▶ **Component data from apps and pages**

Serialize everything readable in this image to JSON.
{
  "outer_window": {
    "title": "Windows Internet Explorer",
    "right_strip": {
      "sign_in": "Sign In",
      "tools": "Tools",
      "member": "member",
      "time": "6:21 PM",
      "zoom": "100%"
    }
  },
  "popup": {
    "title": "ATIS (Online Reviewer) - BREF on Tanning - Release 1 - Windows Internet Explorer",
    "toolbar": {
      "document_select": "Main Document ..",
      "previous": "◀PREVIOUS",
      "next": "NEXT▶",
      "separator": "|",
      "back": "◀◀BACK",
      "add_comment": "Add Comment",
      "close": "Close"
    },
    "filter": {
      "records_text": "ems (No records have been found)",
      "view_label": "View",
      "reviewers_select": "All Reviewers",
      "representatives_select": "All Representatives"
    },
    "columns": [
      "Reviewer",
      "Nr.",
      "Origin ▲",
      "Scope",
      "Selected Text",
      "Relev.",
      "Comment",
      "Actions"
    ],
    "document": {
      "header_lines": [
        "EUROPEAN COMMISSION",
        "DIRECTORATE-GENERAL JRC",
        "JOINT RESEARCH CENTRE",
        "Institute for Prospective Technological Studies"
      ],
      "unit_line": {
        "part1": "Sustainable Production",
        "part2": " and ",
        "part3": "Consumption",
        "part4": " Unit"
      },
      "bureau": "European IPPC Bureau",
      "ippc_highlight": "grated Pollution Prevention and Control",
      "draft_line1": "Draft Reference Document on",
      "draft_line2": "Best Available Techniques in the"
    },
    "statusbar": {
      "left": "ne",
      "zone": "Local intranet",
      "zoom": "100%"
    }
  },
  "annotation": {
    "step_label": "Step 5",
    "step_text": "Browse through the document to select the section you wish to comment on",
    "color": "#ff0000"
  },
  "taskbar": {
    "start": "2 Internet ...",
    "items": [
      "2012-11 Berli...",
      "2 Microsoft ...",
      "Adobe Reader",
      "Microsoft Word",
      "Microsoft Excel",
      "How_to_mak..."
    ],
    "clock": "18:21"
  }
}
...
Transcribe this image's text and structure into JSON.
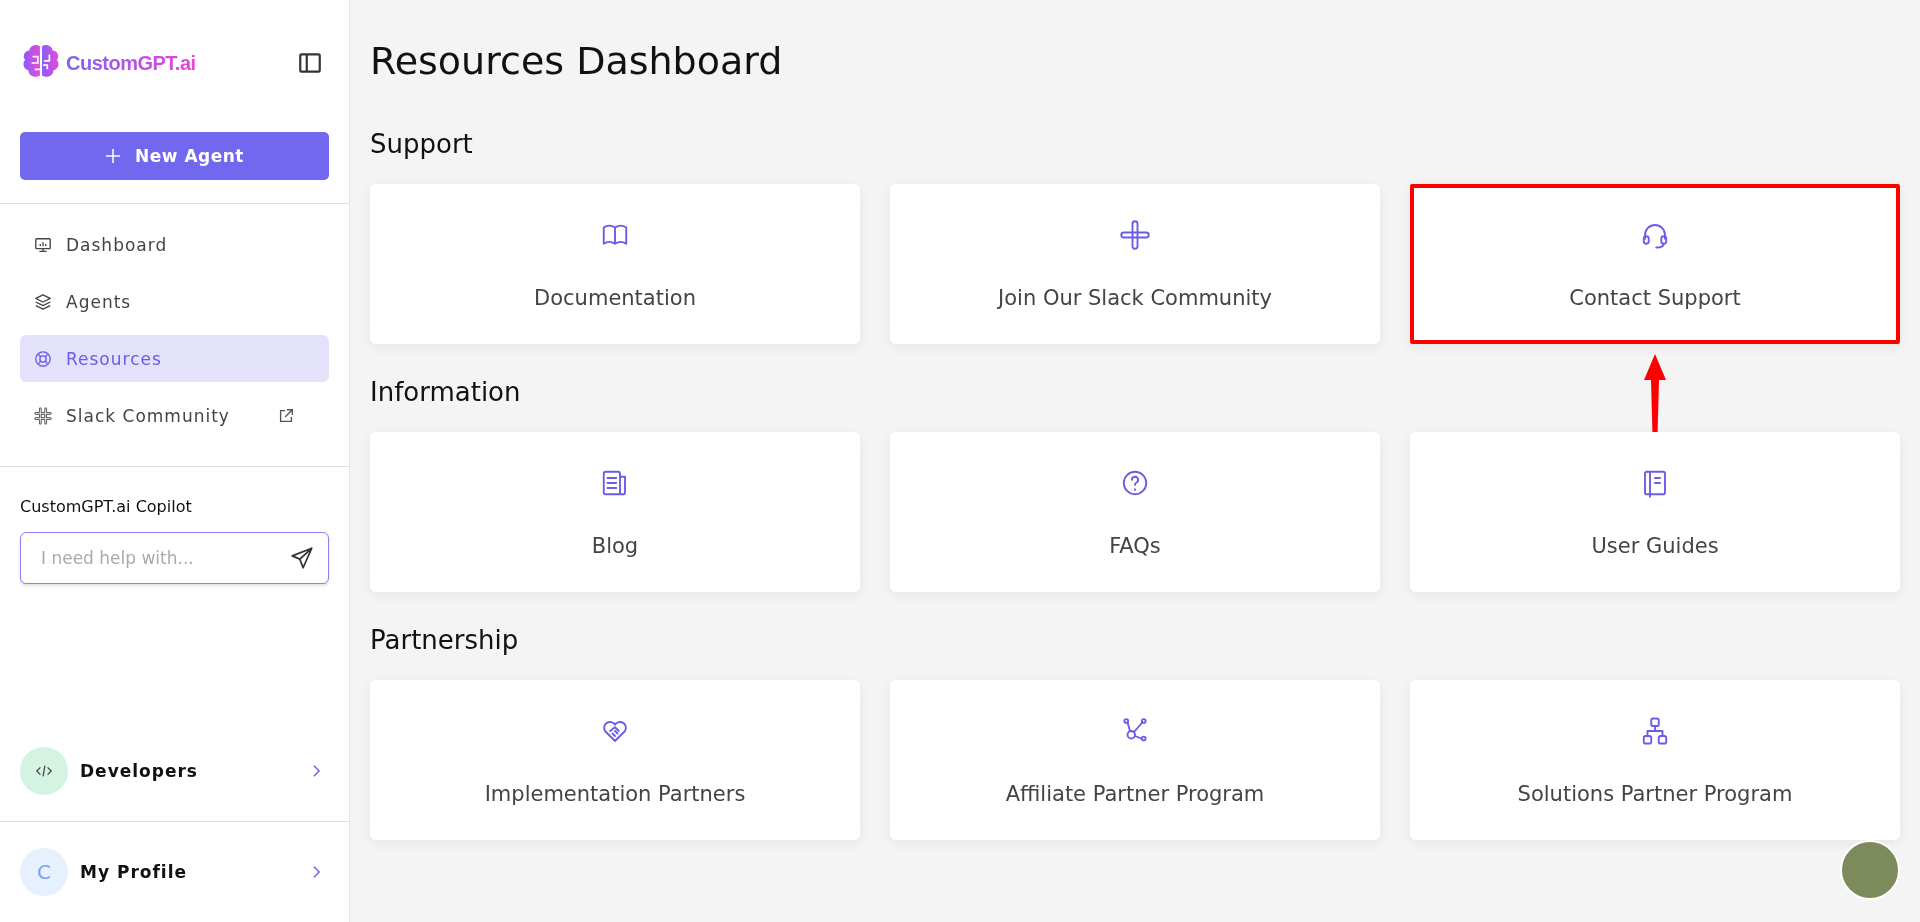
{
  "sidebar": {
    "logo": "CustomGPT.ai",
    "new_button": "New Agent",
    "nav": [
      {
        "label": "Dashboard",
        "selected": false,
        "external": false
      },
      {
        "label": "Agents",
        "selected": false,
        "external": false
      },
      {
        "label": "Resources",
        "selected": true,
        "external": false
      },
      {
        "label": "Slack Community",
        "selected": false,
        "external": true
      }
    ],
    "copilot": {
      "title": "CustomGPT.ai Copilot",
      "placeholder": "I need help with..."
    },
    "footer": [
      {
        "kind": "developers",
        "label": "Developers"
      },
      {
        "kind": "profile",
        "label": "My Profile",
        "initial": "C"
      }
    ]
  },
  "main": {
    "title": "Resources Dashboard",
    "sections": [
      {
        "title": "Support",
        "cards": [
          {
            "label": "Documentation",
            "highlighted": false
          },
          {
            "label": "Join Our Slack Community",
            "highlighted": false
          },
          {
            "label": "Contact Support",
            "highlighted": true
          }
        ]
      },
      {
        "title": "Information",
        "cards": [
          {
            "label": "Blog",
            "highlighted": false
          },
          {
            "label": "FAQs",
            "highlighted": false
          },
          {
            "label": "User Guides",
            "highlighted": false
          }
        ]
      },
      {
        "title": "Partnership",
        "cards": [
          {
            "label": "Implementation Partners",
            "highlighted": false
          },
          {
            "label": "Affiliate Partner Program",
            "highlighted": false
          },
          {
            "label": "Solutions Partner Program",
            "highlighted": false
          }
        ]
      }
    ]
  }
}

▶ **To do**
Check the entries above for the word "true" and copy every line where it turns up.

▶ **Task output**
        "selected": true,
        "external": true
            "highlighted": true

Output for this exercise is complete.